The Parable of the Lost Coin
8“Or suppose a woman has ten silver coinsa and loses one. Doesn’t she light a lamp, sweep the house and search carefully until she finds it? 9And when she finds it, she calls her friends and neighbors together and says, ‘Rejoice with me; I have found my lost coin.’ 10In the same way, I tell you, there is rejoicing in the presence of the angels of God over one sinner who repents.”
These two parables set up one of the most famous ones Jesus ever told: that of the Prodigal (or Lost) Son (in v,v. 11ff.):

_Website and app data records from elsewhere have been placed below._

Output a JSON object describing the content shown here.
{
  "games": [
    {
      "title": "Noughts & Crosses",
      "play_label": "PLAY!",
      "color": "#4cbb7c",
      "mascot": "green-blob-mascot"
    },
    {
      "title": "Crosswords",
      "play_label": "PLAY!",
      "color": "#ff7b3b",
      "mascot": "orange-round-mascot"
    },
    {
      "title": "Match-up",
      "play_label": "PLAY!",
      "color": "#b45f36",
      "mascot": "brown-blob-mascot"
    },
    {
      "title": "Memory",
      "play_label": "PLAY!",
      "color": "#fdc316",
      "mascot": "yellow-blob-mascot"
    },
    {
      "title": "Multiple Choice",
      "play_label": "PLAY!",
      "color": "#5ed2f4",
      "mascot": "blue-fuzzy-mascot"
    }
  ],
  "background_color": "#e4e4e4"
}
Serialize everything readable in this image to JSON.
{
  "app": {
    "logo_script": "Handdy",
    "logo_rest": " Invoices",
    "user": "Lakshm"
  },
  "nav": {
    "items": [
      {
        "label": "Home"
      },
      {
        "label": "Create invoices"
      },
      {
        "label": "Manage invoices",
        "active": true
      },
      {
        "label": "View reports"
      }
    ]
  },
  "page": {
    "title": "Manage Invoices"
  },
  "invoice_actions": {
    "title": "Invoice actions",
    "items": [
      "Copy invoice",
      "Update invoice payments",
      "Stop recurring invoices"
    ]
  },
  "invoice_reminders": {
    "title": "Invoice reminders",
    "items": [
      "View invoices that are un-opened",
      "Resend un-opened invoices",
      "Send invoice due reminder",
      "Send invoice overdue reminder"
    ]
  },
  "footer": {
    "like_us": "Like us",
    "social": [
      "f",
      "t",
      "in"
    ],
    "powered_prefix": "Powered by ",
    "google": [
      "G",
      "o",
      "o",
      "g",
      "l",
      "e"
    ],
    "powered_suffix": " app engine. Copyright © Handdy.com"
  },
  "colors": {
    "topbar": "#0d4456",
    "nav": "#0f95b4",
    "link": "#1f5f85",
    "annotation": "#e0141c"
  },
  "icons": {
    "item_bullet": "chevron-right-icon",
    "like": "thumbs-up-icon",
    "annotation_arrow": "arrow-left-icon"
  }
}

11Jesus continued: “There was a man who had two sons. 12The younger one said to his father, ‘Father, give me my share of the estate.’ So he divided his property between them.
13“Not long after that, the younger son got together all he had, set off for a distant country and there squandered his wealth in wild living. 14After he had spent everything, there was a severe famine in that whole country, and he began to be in need. 15So he went and hired himself out to a citizen of that country, who sent him to his fields to feed pigs. 16He longed to fill his stomach with the pods that the pigs were eating, but no one gave him anything.
17“When he came to his senses, he said, ‘How many of my father’s hired servants have food to spare, and here I am starving to death! 18I will set out and go back to my father and say to him: Father, I have sinned against heaven and against you. 19I am no longer worthy to be called your son; make me like one of your hired servants.’ 20So he got up and went to his father.
“But while he was still a long way off, his father saw him and was filled with compassion for him; he ran to his son, threw his arms around him and kissed him.
21“The son said to him, ‘Father, I have sinned against heaven and against you. I am no longer worthy to be called your son.’
22“But the father said to his servants, ‘Quick! Bring the best robe and put it on him. Put a ring on his finger and sandals on his feet. 23Bring the fattened calf and kill it. Let’s have a feast and celebrate. 24For this son of mine was dead and is alive again; he was lost and is found.’ So they began to celebrate.
My joy at the recovery of a lost notebook likely cannot compare to that of the woman finding her lost coin or the shepherd his lost sheep, and certainly not to that of a lost child who is found and welcomed home by a once broken-hearted father!
And all of these things only illustrate the joy that our Heavenly Father has when one of us, as His lost children, returns to Him! And how is that possible? By the redemptive work of His Son, Jesus Christ, Who, like the determined woman and the unwavering shepherd, refuses to rest until He has brought home all those who are precious to God! As Jesus himself said (in Luke 19:10): 10“For the Son of Man came to seek and to save the lost.”
For my part, I share the testimony of the great hymn writer of old, John Newton, who said:
Amazing grace! How sweet the sound
That saved a wretch like me!
I once was lost, but now am found;
Was blind, but now I see.
And that, my friends, is reason to rejoice!
SCRIPTURE SOURCE: http://biblehub.com/niv/luke/15.htm
HYMN LYRICS SOURCE: http://library.timelesstruths.org/music/Amazing_Grace/.